"In the post-Stafford Act era," Reeves explains, "a competitive state is expected to receive over twice the number of disaster declarations as a noncompetitive state." What's more, the FEMA porkbarrel pays off politically: "Voters reward presidents for disaster declarations to the tune of over 1 percent at the ballot box."
After Congress expanded presidents' disaster relief powers in 1988, Reeves notes, they were, unsurprisingly, "more likely to grant [relief] in year four as the presidential election neared." This year, Obama's running behind 2011's record-setting pace—but there's time left before November, and plenty of incentive to convert natural disasters into political gain.
"What I'm not gonna do is wait for Congress," President Obama told "60 Minutes" last December: "wherever we have an opportunity and I have the executive authority to go ahead and get some things done, we're just gonna go ahead and do 'em."
Executive orders on housing and student loans, regulatory waivers in health care and education, discretion over immigration enforcement—the president has enormous unilateral power to reward favored constituencies in the run-up to Election Day, as Obama's "We Can't Wait" offensive has shown.
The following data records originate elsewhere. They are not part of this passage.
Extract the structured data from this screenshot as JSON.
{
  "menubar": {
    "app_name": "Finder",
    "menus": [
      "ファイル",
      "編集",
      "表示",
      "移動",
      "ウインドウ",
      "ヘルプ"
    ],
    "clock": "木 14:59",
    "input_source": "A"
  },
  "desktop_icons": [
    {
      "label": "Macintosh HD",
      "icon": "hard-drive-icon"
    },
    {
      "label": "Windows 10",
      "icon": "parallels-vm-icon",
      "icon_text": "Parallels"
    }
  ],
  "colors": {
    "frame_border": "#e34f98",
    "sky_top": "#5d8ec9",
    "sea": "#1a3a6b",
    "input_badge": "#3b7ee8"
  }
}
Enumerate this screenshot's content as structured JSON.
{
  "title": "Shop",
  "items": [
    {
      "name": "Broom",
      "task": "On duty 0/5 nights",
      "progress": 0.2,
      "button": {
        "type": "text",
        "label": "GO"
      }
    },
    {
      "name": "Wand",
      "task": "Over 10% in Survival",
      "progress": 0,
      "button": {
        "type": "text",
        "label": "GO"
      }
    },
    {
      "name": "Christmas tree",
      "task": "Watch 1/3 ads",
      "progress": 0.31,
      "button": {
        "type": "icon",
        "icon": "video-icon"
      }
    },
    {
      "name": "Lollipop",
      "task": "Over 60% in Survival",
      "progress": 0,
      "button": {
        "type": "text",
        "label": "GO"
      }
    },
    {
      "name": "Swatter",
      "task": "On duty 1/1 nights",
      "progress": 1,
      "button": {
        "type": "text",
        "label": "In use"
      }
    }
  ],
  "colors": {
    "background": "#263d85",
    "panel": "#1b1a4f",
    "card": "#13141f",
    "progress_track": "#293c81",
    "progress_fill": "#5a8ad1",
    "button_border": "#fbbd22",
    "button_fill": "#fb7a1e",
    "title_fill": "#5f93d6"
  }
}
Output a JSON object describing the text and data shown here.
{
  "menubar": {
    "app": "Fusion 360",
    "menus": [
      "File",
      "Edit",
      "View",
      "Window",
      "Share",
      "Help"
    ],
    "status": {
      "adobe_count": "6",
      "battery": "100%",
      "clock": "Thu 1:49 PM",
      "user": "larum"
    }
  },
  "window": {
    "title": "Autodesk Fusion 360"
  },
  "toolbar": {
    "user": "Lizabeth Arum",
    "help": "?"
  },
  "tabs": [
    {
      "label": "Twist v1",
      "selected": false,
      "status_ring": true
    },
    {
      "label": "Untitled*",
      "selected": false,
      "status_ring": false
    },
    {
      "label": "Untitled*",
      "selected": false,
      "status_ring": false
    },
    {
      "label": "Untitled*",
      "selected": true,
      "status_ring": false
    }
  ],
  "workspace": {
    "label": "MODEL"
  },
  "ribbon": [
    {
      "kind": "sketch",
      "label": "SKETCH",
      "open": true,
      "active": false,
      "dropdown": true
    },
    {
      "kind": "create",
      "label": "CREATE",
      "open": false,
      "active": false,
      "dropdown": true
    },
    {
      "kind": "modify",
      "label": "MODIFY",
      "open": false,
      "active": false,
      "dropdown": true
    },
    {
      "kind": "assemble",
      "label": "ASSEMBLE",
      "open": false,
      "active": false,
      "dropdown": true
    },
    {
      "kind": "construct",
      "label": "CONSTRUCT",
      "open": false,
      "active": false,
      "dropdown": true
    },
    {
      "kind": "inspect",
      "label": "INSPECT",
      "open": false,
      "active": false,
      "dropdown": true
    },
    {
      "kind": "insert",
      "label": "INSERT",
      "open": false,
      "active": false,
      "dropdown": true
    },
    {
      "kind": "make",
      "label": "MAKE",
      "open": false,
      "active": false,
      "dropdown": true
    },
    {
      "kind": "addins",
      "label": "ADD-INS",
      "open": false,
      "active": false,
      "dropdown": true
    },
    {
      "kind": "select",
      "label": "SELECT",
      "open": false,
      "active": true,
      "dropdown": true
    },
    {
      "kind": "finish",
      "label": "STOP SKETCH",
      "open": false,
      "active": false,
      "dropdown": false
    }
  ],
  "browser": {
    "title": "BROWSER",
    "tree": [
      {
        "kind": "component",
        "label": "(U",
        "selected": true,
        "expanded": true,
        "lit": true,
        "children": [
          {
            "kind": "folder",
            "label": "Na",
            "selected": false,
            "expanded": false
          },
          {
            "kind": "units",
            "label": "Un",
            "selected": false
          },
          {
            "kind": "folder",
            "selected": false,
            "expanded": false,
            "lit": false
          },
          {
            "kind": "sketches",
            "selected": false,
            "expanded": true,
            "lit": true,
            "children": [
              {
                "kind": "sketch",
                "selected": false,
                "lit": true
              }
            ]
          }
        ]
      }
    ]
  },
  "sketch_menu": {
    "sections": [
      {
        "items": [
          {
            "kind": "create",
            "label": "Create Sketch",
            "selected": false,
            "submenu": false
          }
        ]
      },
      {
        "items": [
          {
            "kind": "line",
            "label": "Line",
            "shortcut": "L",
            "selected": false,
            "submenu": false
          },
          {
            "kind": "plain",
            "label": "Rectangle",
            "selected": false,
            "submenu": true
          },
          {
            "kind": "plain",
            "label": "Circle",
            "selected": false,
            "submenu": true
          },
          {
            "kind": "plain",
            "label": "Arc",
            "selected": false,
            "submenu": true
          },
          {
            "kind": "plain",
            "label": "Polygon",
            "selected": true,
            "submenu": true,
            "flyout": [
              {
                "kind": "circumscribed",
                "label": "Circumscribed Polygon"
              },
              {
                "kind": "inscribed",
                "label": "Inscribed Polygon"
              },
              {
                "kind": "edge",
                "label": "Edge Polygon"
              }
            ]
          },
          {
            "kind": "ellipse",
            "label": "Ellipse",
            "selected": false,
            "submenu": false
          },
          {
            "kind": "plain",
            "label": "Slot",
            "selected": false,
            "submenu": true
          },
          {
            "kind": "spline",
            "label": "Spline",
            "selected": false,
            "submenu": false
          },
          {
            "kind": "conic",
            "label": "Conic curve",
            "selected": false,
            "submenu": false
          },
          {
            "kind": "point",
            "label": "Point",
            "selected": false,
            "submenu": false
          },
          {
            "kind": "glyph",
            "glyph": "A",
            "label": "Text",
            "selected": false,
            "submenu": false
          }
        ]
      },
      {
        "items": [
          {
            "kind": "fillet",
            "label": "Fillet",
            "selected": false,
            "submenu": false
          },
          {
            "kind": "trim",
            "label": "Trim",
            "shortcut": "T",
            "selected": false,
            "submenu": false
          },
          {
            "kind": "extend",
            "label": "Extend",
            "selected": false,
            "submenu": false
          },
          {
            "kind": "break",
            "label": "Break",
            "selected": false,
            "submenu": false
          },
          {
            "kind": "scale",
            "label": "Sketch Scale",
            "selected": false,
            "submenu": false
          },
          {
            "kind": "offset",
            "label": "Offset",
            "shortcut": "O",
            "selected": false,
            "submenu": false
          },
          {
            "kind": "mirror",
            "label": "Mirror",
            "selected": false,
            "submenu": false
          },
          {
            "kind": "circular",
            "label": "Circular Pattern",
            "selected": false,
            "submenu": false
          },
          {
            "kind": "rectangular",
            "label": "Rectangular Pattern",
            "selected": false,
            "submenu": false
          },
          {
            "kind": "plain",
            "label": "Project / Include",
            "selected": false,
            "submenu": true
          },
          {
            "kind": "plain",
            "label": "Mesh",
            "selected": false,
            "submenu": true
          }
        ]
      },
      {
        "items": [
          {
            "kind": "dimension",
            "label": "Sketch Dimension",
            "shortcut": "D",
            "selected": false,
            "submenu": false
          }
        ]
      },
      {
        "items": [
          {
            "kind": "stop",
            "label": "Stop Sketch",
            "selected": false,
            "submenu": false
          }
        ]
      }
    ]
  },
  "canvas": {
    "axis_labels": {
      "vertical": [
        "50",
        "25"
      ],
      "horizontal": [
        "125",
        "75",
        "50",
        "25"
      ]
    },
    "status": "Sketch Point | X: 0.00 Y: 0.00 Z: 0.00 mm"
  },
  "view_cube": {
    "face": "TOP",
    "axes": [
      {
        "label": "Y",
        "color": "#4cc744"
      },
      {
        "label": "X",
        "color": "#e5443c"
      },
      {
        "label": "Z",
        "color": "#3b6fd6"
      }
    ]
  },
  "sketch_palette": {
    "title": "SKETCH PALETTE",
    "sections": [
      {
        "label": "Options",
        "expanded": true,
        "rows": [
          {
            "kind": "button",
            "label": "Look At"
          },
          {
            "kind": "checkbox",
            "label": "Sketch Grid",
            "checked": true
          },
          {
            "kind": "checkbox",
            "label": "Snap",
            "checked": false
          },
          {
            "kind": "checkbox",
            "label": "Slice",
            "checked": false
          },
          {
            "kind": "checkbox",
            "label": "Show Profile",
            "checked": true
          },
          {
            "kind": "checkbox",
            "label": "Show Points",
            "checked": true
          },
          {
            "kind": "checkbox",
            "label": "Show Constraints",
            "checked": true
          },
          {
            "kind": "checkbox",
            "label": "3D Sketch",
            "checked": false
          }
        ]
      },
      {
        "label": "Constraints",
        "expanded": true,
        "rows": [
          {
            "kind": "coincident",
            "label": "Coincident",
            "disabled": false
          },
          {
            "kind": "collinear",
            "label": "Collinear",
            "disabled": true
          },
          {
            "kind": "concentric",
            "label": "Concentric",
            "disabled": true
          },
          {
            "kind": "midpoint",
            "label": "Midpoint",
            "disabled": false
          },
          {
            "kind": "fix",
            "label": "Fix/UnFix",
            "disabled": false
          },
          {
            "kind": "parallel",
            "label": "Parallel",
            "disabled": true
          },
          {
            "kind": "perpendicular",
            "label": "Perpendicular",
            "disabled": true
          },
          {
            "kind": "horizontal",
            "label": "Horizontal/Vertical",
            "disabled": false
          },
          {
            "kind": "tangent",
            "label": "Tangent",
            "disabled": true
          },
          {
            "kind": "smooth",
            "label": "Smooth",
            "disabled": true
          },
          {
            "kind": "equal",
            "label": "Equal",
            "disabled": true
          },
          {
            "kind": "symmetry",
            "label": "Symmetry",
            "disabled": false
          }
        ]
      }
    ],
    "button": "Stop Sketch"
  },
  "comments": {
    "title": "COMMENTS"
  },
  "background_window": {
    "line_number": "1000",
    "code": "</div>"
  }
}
In most cases, he enjoys those powers because feckless legislators ceded them.
Presidential control over the FEMA porkbarrel is one more weapon in that political arsenal. While few in Congress are likely to sign on to the proposal by Rep. Ron Paul, R-Texas, to abolish FEMA, they can at least, as the Heritage Foundation's Matt Mayer argues, reform the Stafford Act to "establish clear requirements that limit the types of situations in which declarations can be issued—eliminating some types of disasters entirely from FEMA's portfolio."
It's past time Congress started clawing back some of the territory it's ceded. We can't wait.